IEDs are the No. 1 killer of allied troops in combat zones overseas.
The most commonly used vehicle, the Humvee, cannot carry enough armor to protect its occupants in all situations.
So, the Defense Department's research arm, DARPA, has chosen six companies to work for a year developing a concept flying road vehicle it is calling the "Transformer".
The lightweight vehicle would fly as far as 250 miles and carry four soldiers.
AAI Corporation, one of the six firms in the quest, is proposing collapsible rotors and wings for its version of the Transformer.
According to, Tom Bachman, AAI vice president of new products and technologies, key elements are automation and versatility.
"You know, there's some places you can't fly a rotorcraft," he says.
"The goal is really to get a vehicle that is automated enough that you don't need a trained rotorcraft pilot to fly."

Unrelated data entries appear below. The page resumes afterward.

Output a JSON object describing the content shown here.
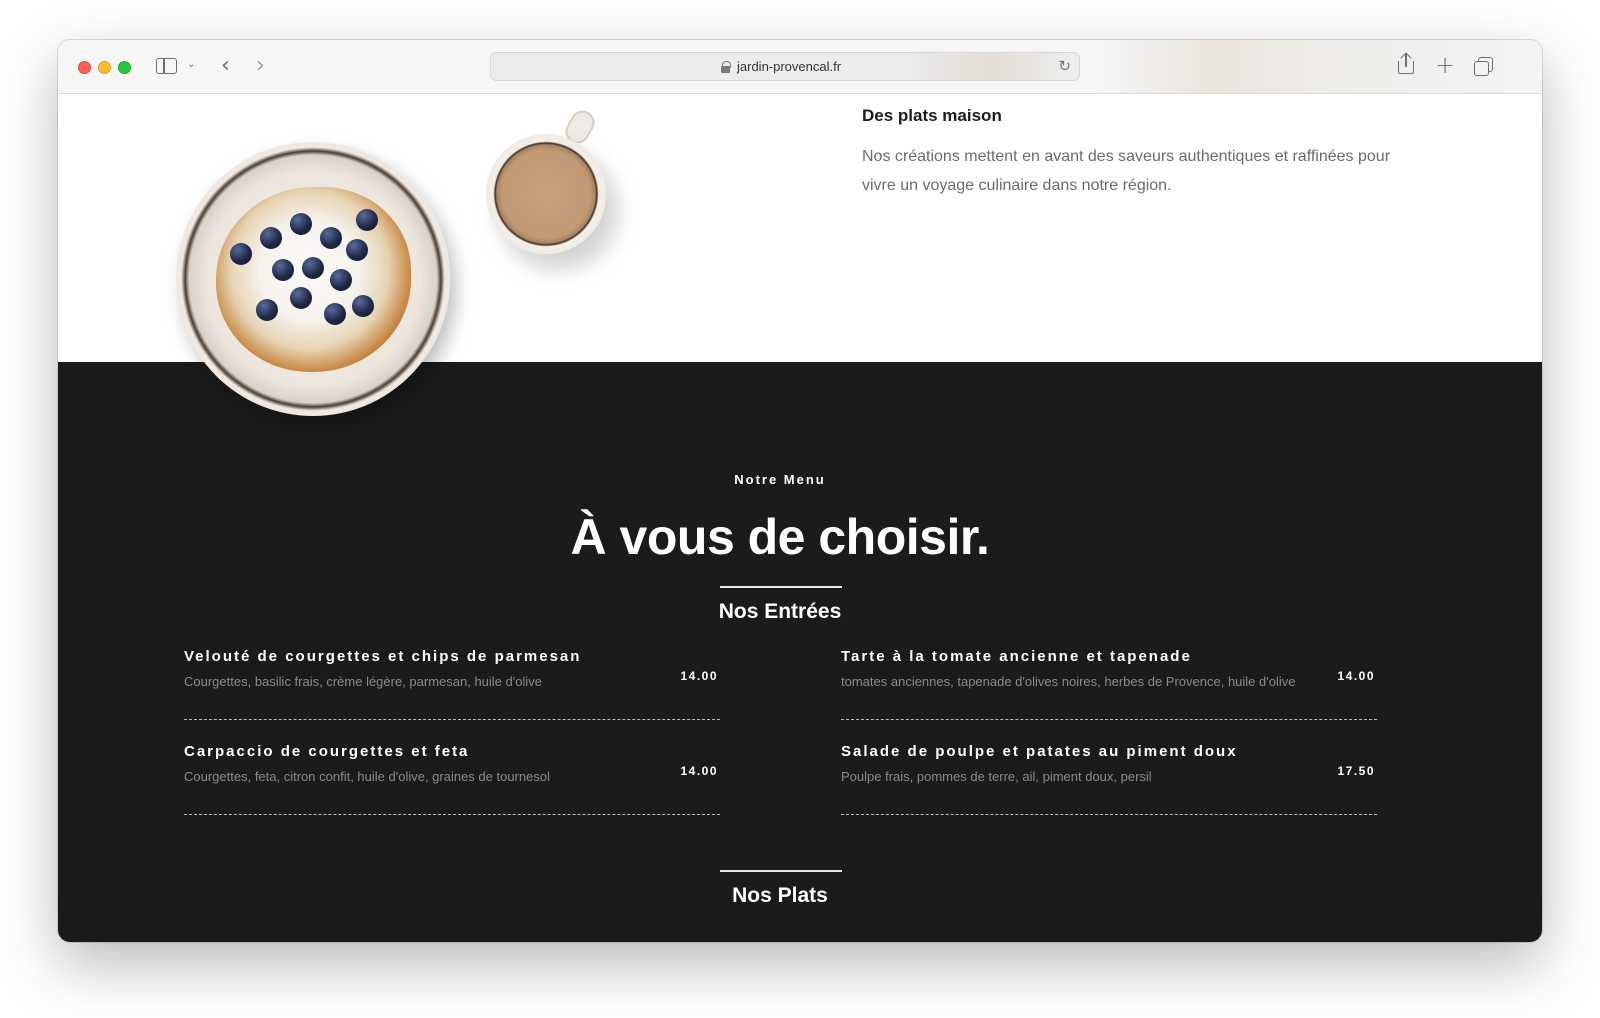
{
  "browser": {
    "url": "jardin-provencal.fr"
  },
  "intro": {
    "title": "Des plats maison",
    "text": "Nos créations mettent en avant des saveurs authentiques et raffinées pour vivre un voyage culinaire dans notre région."
  },
  "menu": {
    "eyebrow": "Notre Menu",
    "headline": "À vous de choisir.",
    "starters_title": "Nos Entrées",
    "mains_title": "Nos Plats",
    "starters": [
      {
        "name": "Velouté de courgettes et chips de parmesan",
        "description": "Courgettes, basilic frais, crème légère, parmesan, huile d'olive",
        "price": "14.00"
      },
      {
        "name": "Tarte à la tomate ancienne et tapenade",
        "description": "tomates anciennes, tapenade d'olives noires, herbes de Provence, huile d'olive",
        "price": "14.00"
      },
      {
        "name": "Carpaccio de courgettes et feta",
        "description": "Courgettes, feta, citron confit, huile d'olive, graines de tournesol",
        "price": "14.00"
      },
      {
        "name": "Salade de poulpe et patates au piment doux",
        "description": "Poulpe frais, pommes de terre, ail, piment doux, persil",
        "price": "17.50"
      }
    ]
  }
}
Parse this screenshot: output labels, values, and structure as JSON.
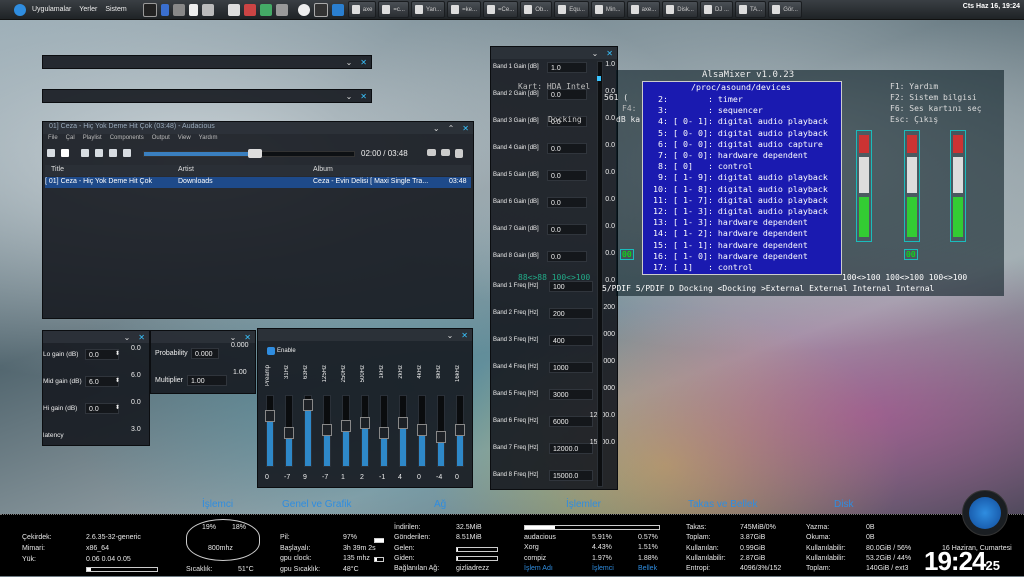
{
  "topbar": {
    "menus": [
      "Uygulamalar",
      "Yerler",
      "Sistem"
    ],
    "tasks": [
      "axe",
      "=c...",
      "Yan...",
      "=ke...",
      "=Ce...",
      "Ob...",
      "Equ...",
      "Min...",
      "axe...",
      "Disk...",
      "DJ ...",
      "TA...",
      "Gör..."
    ],
    "datetime": "Cts Haz 16, 19:24"
  },
  "audacious": {
    "title": "01] Ceza - Hiç Yok Deme Hit Çok (03:48) - Audacious",
    "menu": [
      "File",
      "Çal",
      "Playlist",
      "Components",
      "Output",
      "View",
      "Yardım"
    ],
    "time": "02:00 / 03:48",
    "columns": [
      "Title",
      "Artist",
      "Album"
    ],
    "row": {
      "title": "[ 01] Ceza - Hiç Yok Deme Hit Çok",
      "artist": "Downloads",
      "album": "Ceza - Evin Delisi [ Maxi Single Tra...",
      "length": "03:48"
    }
  },
  "eq_bands": {
    "gains": [
      {
        "label": "Band 1 Gain [dB]",
        "value": "1.0"
      },
      {
        "label": "Band 2 Gain [dB]",
        "value": "0.0"
      },
      {
        "label": "Band 3 Gain [dB]",
        "value": "0.0"
      },
      {
        "label": "Band 4 Gain [dB]",
        "value": "0.0"
      },
      {
        "label": "Band 5 Gain [dB]",
        "value": "0.0"
      },
      {
        "label": "Band 6 Gain [dB]",
        "value": "0.0"
      },
      {
        "label": "Band 7 Gain [dB]",
        "value": "0.0"
      },
      {
        "label": "Band 8 Gain [dB]",
        "value": "0.0"
      }
    ],
    "freqs": [
      {
        "label": "Band 1 Freq [Hz]",
        "value": "100"
      },
      {
        "label": "Band 2 Freq [Hz]",
        "value": "200"
      },
      {
        "label": "Band 3 Freq [Hz]",
        "value": "400"
      },
      {
        "label": "Band 4 Freq [Hz]",
        "value": "1000"
      },
      {
        "label": "Band 5 Freq [Hz]",
        "value": "3000"
      },
      {
        "label": "Band 6 Freq [Hz]",
        "value": "6000"
      },
      {
        "label": "Band 7 Freq [Hz]",
        "value": "12000.0"
      },
      {
        "label": "Band 8 Freq [Hz]",
        "value": "15000.0"
      }
    ],
    "scale": [
      "1.0",
      "0.0",
      "0.0",
      "0.0",
      "0.0",
      "0.0",
      "0.0",
      "0.0",
      "0.0",
      "200",
      "1000",
      "3000",
      "6000",
      "12000.0",
      "15000.0"
    ]
  },
  "alsamixer": {
    "title": "AlsaMixer v1.0.23",
    "dialog_title": "/proc/asound/devices",
    "rows": [
      " 2:        : timer",
      " 3:        : sequencer",
      " 4: [ 0- 1]: digital audio playback",
      " 5: [ 0- 0]: digital audio playback",
      " 6: [ 0- 0]: digital audio capture",
      " 7: [ 0- 0]: hardware dependent",
      " 8: [ 0]   : control",
      " 9: [ 1- 9]: digital audio playback",
      "10: [ 1- 8]: digital audio playback",
      "11: [ 1- 7]: digital audio playback",
      "12: [ 1- 3]: digital audio playback",
      "13: [ 1- 3]: hardware dependent",
      "14: [ 1- 2]: hardware dependent",
      "15: [ 1- 1]: hardware dependent",
      "16: [ 1- 0]: hardware dependent",
      "17: [ 1]   : control"
    ],
    "help": [
      "F1:  Yardım",
      "F2:  Sistem bilgisi",
      "F6:  Ses kartını seç",
      "Esc: Çıkış"
    ],
    "left_info": [
      "Kart:  HDA Intel",
      "F4:",
      "dB ka",
      "Docking"
    ],
    "bottom": "5/PDIF 5/PDIF D Docking <Docking >External External Internal Internal",
    "levels": "100<>100 100<>100 100<>100",
    "left_levels": "88<>88  100<>100",
    "num_left": "561 (",
    "badge": "00"
  },
  "small_panel": {
    "rows": [
      {
        "label": "Lo gain (dB)",
        "value": "0.0"
      },
      {
        "label": "Mid gain (dB)",
        "value": "6.0"
      },
      {
        "label": "Hi gain (dB)",
        "value": "0.0"
      },
      {
        "label": "latency",
        "value": "3.0"
      }
    ],
    "scale": [
      "0.0",
      "6.0",
      "0.0",
      "3.0"
    ]
  },
  "prob_panel": {
    "probability_label": "Probability",
    "probability_value": "0.000",
    "multiplier_label": "Multiplier",
    "multiplier_value": "1.00",
    "scale": [
      "0.000",
      "1.00"
    ]
  },
  "graphic_eq": {
    "enable": "Enable",
    "bands": [
      "Preamp",
      "31Hz",
      "63Hz",
      "125Hz",
      "250Hz",
      "500Hz",
      "1kHz",
      "2kHz",
      "4kHz",
      "8kHz",
      "16kHz"
    ],
    "values": [
      "0",
      "-7",
      "9",
      "-7",
      "1",
      "2",
      "-1",
      "4",
      "0",
      "-4",
      "0"
    ],
    "fill": [
      0.7,
      0.45,
      0.85,
      0.5,
      0.55,
      0.6,
      0.45,
      0.6,
      0.5,
      0.4,
      0.5
    ]
  },
  "conky": {
    "headers": {
      "cpu": "İşlemci",
      "general": "Genel ve Grafik",
      "net": "Ağ",
      "proc": "İşlemler",
      "swap": "Takas ve Bellek",
      "disk": "Disk"
    },
    "sys": [
      {
        "k": "Çekirdek:",
        "v": "2.6.35-32-generic"
      },
      {
        "k": "Mimari:",
        "v": "x86_64"
      },
      {
        "k": "Yük:",
        "v": "0.06 0.04 0.05"
      }
    ],
    "cpu_pct": [
      "19%",
      "18%"
    ],
    "cpu_freq": "800mhz",
    "cpu_temp_label": "Sıcaklık:",
    "cpu_temp": "51°C",
    "general": [
      {
        "k": "Pil:",
        "v": "97%"
      },
      {
        "k": "Başlayalı:",
        "v": "3h 39m 2s"
      },
      {
        "k": "gpu clock:",
        "v": "135 mhz"
      },
      {
        "k": "gpu Sıcaklık:",
        "v": "48°C"
      }
    ],
    "net": [
      {
        "k": "İndirilen:",
        "v": "32.5MiB"
      },
      {
        "k": "Gönderilen:",
        "v": "8.51MiB"
      },
      {
        "k": "Gelen:",
        "v": ""
      },
      {
        "k": "Giden:",
        "v": ""
      },
      {
        "k": "Bağlanılan Ağ:",
        "v": "gizliadrezz"
      }
    ],
    "procs": [
      {
        "n": "audacious",
        "c": "5.91%",
        "m": "0.57%"
      },
      {
        "n": "Xorg",
        "c": "4.43%",
        "m": "1.51%"
      },
      {
        "n": "compiz",
        "c": "1.97%",
        "m": "1.88%"
      }
    ],
    "proc_footer": [
      "İşlem Adı",
      "İşlemci",
      "Bellek"
    ],
    "swap": [
      {
        "k": "Takas:",
        "v": "745MiB/0%"
      },
      {
        "k": "Toplam:",
        "v": "3.87GiB"
      },
      {
        "k": "Kullanılan:",
        "v": "0.99GiB"
      },
      {
        "k": "Kullanılabilir:",
        "v": "2.87GiB"
      },
      {
        "k": "Entropi:",
        "v": "4096/3%/152"
      }
    ],
    "disk": [
      {
        "k": "Yazma:",
        "v": "0B"
      },
      {
        "k": "Okuma:",
        "v": "0B"
      },
      {
        "k": "Kullanılabilir:",
        "v": "80.0GiB / 56%"
      },
      {
        "k": "Kullanılabilir:",
        "v": "53.2GiB / 44%"
      },
      {
        "k": "Toplam:",
        "v": "140GiB / ext3"
      }
    ],
    "date": "16 Haziran, Cumartesi",
    "time_hm": "19:24",
    "time_s": "25"
  }
}
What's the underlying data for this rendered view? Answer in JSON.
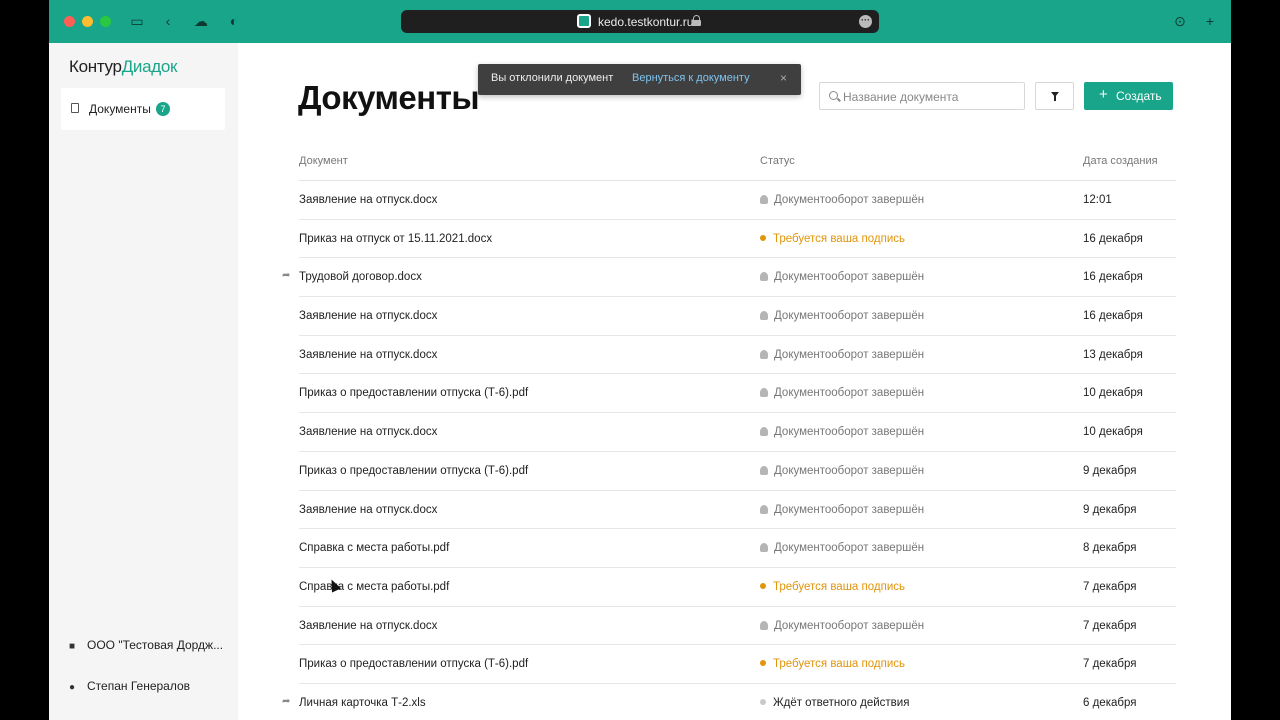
{
  "browser": {
    "url": "kedo.testkontur.ru",
    "accent": "#19a589"
  },
  "sidebar": {
    "logo_part1": "Контур",
    "logo_part2": "Диадок",
    "nav": [
      {
        "label": "Документы",
        "badge": "7",
        "icon": "document-icon"
      }
    ],
    "organization": "ООО \"Тестовая Дордж...",
    "user": "Степан Генералов"
  },
  "header": {
    "title": "Документы",
    "search_placeholder": "Название документа",
    "create_label": "Создать"
  },
  "toast": {
    "message": "Вы отклонили документ",
    "link": "Вернуться к документу",
    "close": "×"
  },
  "table": {
    "columns": [
      "Документ",
      "Статус",
      "Дата создания"
    ],
    "rows": [
      {
        "name": "Заявление на отпуск.docx",
        "status": "Документооборот завершён",
        "kind": "done",
        "date": "12:01",
        "arrow": false
      },
      {
        "name": "Приказ на отпуск от 15.11.2021.docx",
        "status": "Требуется ваша подпись",
        "kind": "sign",
        "date": "16 декабря",
        "arrow": false
      },
      {
        "name": "Трудовой договор.docx",
        "status": "Документооборот завершён",
        "kind": "done",
        "date": "16 декабря",
        "arrow": true
      },
      {
        "name": "Заявление на отпуск.docx",
        "status": "Документооборот завершён",
        "kind": "done",
        "date": "16 декабря",
        "arrow": false
      },
      {
        "name": "Заявление на отпуск.docx",
        "status": "Документооборот завершён",
        "kind": "done",
        "date": "13 декабря",
        "arrow": false
      },
      {
        "name": "Приказ о предоставлении отпуска (Т-6).pdf",
        "status": "Документооборот завершён",
        "kind": "done",
        "date": "10 декабря",
        "arrow": false
      },
      {
        "name": "Заявление на отпуск.docx",
        "status": "Документооборот завершён",
        "kind": "done",
        "date": "10 декабря",
        "arrow": false
      },
      {
        "name": "Приказ о предоставлении отпуска (Т-6).pdf",
        "status": "Документооборот завершён",
        "kind": "done",
        "date": "9 декабря",
        "arrow": false
      },
      {
        "name": "Заявление на отпуск.docx",
        "status": "Документооборот завершён",
        "kind": "done",
        "date": "9 декабря",
        "arrow": false
      },
      {
        "name": "Справка с места работы.pdf",
        "status": "Документооборот завершён",
        "kind": "done",
        "date": "8 декабря",
        "arrow": false
      },
      {
        "name": "Справка с места работы.pdf",
        "status": "Требуется ваша подпись",
        "kind": "sign",
        "date": "7 декабря",
        "arrow": false
      },
      {
        "name": "Заявление на отпуск.docx",
        "status": "Документооборот завершён",
        "kind": "done",
        "date": "7 декабря",
        "arrow": false
      },
      {
        "name": "Приказ о предоставлении отпуска (Т-6).pdf",
        "status": "Требуется ваша подпись",
        "kind": "sign",
        "date": "7 декабря",
        "arrow": false
      },
      {
        "name": "Личная карточка Т-2.xls",
        "status": "Ждёт ответного действия",
        "kind": "wait",
        "date": "6 декабря",
        "arrow": true
      }
    ]
  },
  "colors": {
    "sign": "#e0950a",
    "wait": "#c9c9c9"
  }
}
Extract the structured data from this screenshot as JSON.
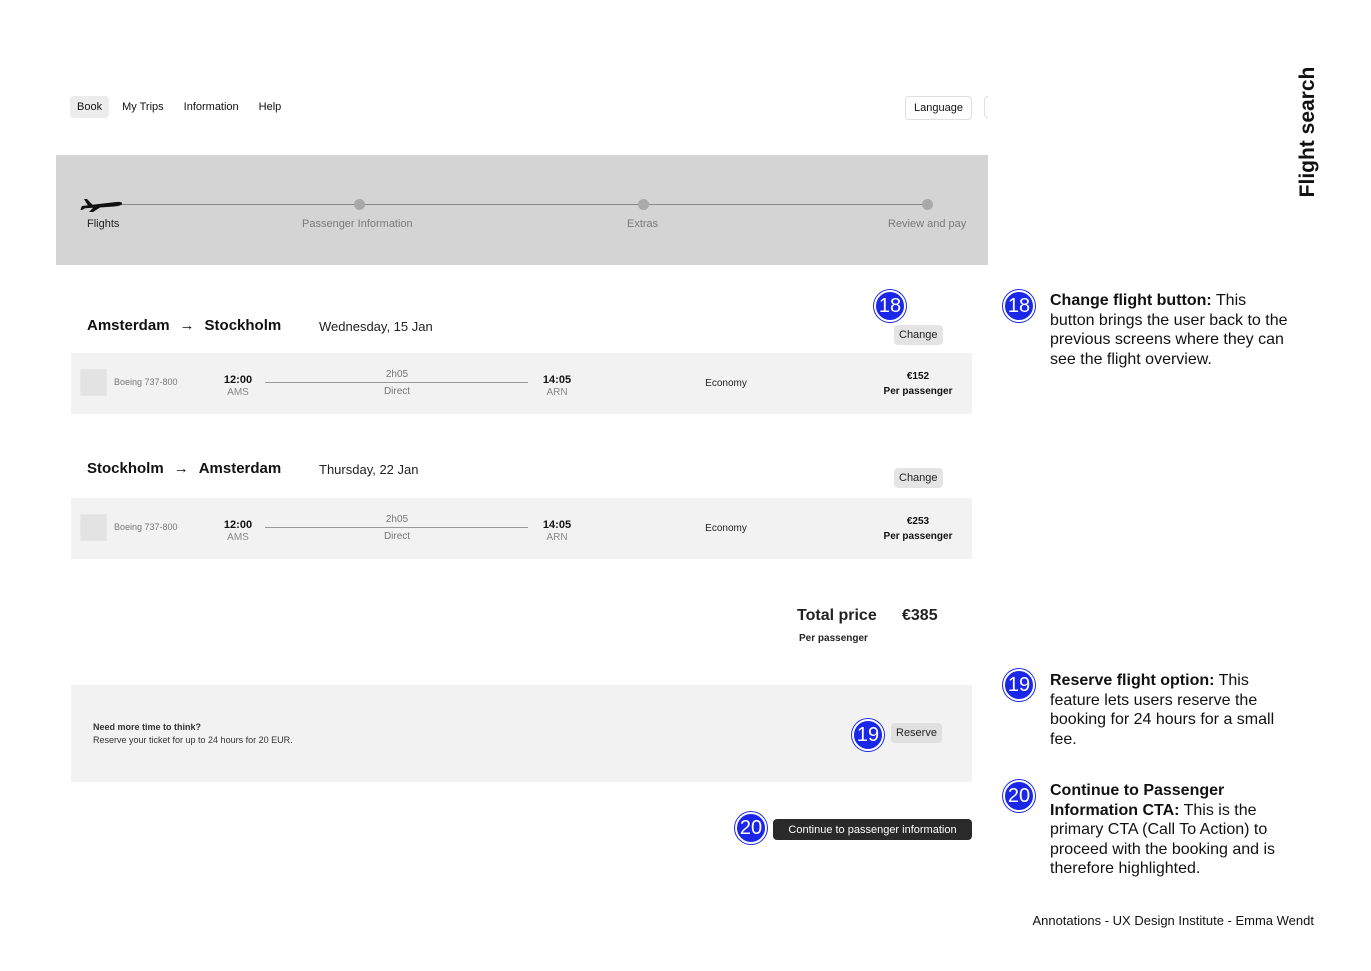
{
  "nav": {
    "items": [
      "Book",
      "My Trips",
      "Information",
      "Help"
    ],
    "language_label": "Language"
  },
  "progress": {
    "steps": [
      "Flights",
      "Passenger Information",
      "Extras",
      "Review and pay"
    ],
    "current_step": "Flights"
  },
  "trips": [
    {
      "origin": "Amsterdam",
      "destination": "Stockholm",
      "date": "Wednesday, 15 Jan",
      "change_label": "Change",
      "aircraft": "Boeing 737-800",
      "dep_time": "12:00",
      "dep_code": "AMS",
      "duration": "2h05",
      "stops": "Direct",
      "arr_time": "14:05",
      "arr_code": "ARN",
      "cabin": "Economy",
      "price": "€152",
      "price_note": "Per passenger"
    },
    {
      "origin": "Stockholm",
      "destination": "Amsterdam",
      "date": "Thursday, 22 Jan",
      "change_label": "Change",
      "aircraft": "Boeing 737-800",
      "dep_time": "12:00",
      "dep_code": "AMS",
      "duration": "2h05",
      "stops": "Direct",
      "arr_time": "14:05",
      "arr_code": "ARN",
      "cabin": "Economy",
      "price": "€253",
      "price_note": "Per passenger"
    }
  ],
  "total": {
    "label": "Total price",
    "value": "€385",
    "note": "Per passenger"
  },
  "reserve": {
    "title": "Need more time to think?",
    "text": "Reserve your ticket for up to 24 hours for 20 EUR.",
    "button_label": "Reserve"
  },
  "cta": {
    "label": "Continue to passenger information"
  },
  "badges": {
    "b18": "18",
    "b19": "19",
    "b20": "20"
  },
  "annotations": [
    {
      "number": "18",
      "title": "Change flight button:",
      "text": " This button brings the user back to the previous screens where they can see the flight overview."
    },
    {
      "number": "19",
      "title": "Reserve flight option:",
      "text": " This feature lets users reserve the booking for 24 hours for a small fee."
    },
    {
      "number": "20",
      "title": "Continue to Passenger Information CTA:",
      "text": " This is the primary CTA (Call To Action) to proceed with the booking and is therefore highlighted."
    }
  ],
  "page_title": "Flight search",
  "footer": "Annotations - UX Design Institute - Emma Wendt",
  "colors": {
    "badge": "#1a26e8",
    "cta": "#2a2a2a",
    "progress_band": "#d4d4d4",
    "row_bg": "#f2f2f2"
  }
}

Transformer project participant Lockheed Martin proposes ducted fans for thrust and lift.
Lt. Col Kenneth Nava, New Mexico Army National Guard spokesman, sees promise in the concept for some situations.
"Not being limited to roads," he said. "Being able to evacuate an injured soldier quickly, re-supplying quicker.
"These are definitely advantages of being able to fly as opposed to being stuck on the ground."
Another industry participant already has a flying car to its credit.
Terrafugia will share its expertise in lightweight composites and making any flying tactical road vehicle actually roadworthy.
If DARPA sees promise in the concept after a year, it may move ahead with supporting a prototype.
Tempers flared Wednesday night at the Albuquerque Public Schools Board of Education meeting as the firestorm over teacher evaluations and student testing continues.
An Albuquerque man says an emergency vet clinic turned away his dying dog because he didn't have enough cash in his pocket to pay to save him. The dog later died.
Closing arguments wrapped up Wednesday in the final sentencing phase of John McCluskey's federal murder trial. The same jury that convicted him of killing an Oklahoma couple, must now decide whether McCluskey should face the death penalty.
Meeting 211 goes to the University of New Mexico Lobos. The Lobos and New Mexico State renewed their rivalry on a basketball court Wednesday night with the Lobos winning 79 to 70.
MMA fighter Holly Holm has more than a fight to talk about this week. Holm also has a major sponsor in her corner.
University of New Mexico senior defender Kyle Venter is one of 15 semifinalist for the Mac Hermann Trophy. The award is the highest individual honor in college soccer.